“In short, today’s action marks another step along the path, but there is much further to go,” Segal said.

Proponents argue the climate bill will not only lower pollution but create millions of new green jobs.

“The Senate Environment and Public Works Committee’s passage of the Clean Energy Jobs and American Power Act is another critical step toward restoring American competitiveness and energy independence,” said Daniel Weiss of the Center for American Progress.

Critics, though, say the measure will raise energy costs and drive jobs overseas. Oil refiners are among the fiercest critics of the legislation, claiming the bill will drive many out of business.

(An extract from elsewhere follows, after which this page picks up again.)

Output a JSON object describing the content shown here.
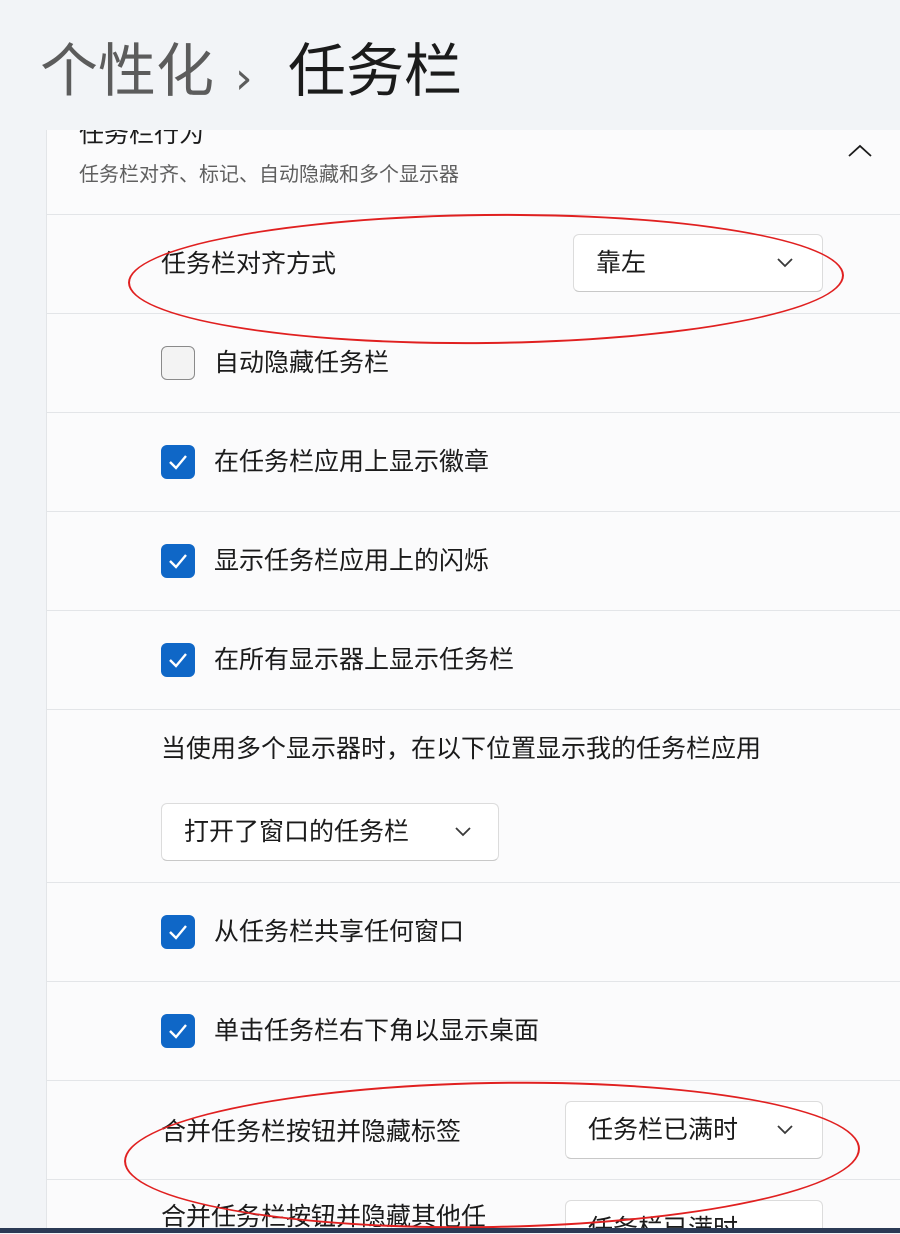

“The committee’s total disregard for domestic refiners, petrochemical producers and their employees, the higher costs that consumers will bear and the threat to our national energy security that will result from this legislation is inconceivable and indefensible,” said Charlie Drevna, president of the National Petrochemical and Refiners Association.